Work order
Start to finish, return the listing below exactly, pictures excluded.

═══ Records supplied ═══

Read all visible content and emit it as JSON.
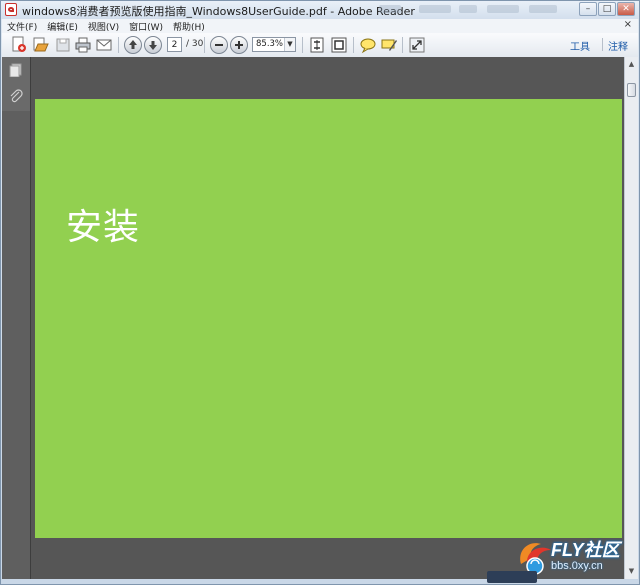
{
  "window": {
    "title": "windows8消费者预览版使用指南_Windows8UserGuide.pdf - Adobe Reader",
    "controls": {
      "minimize": "–",
      "maximize": "□",
      "close": "✕"
    }
  },
  "menubar": {
    "items": [
      "文件(F)",
      "编辑(E)",
      "视图(V)",
      "窗口(W)",
      "帮助(H)"
    ],
    "close_glyph": "×"
  },
  "toolbar": {
    "page_current": "2",
    "page_total": "/ 30",
    "zoom": "85.3%",
    "tools_label": "工具",
    "comment_label": "注释",
    "icons": [
      "create-pdf-icon",
      "open-icon",
      "save-icon",
      "print-icon",
      "email-icon",
      "page-up-icon",
      "page-down-icon",
      "zoom-out-icon",
      "zoom-in-icon",
      "fit-page-icon",
      "fit-width-icon",
      "comment-icon",
      "highlight-icon",
      "expand-icon"
    ]
  },
  "document": {
    "heading": "安装",
    "page_color": "#92d050"
  },
  "watermark": {
    "brand": "FLY社区",
    "url": "bbs.0xy.cn"
  }
}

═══

Solution for this problem
Read all visible content and emit it as JSON.
{
  "window": {
    "title": "windows8消费者预览版使用指南_Windows8UserGuide.pdf - Adobe Reader",
    "controls": {
      "minimize": "–",
      "maximize": "□",
      "close": "✕"
    }
  },
  "menubar": {
    "items": [
      "文件(F)",
      "编辑(E)",
      "视图(V)",
      "窗口(W)",
      "帮助(H)"
    ],
    "close_glyph": "×"
  },
  "toolbar": {
    "page_current": "2",
    "page_total": "/ 30",
    "zoom": "85.3%",
    "tools_label": "工具",
    "comment_label": "注释",
    "icons": [
      "create-pdf-icon",
      "open-icon",
      "save-icon",
      "print-icon",
      "email-icon",
      "page-up-icon",
      "page-down-icon",
      "zoom-out-icon",
      "zoom-in-icon",
      "fit-page-icon",
      "fit-width-icon",
      "comment-icon",
      "highlight-icon",
      "expand-icon"
    ]
  },
  "document": {
    "heading": "安装",
    "page_color": "#92d050"
  },
  "watermark": {
    "brand": "FLY社区",
    "url": "bbs.0xy.cn"
  }
}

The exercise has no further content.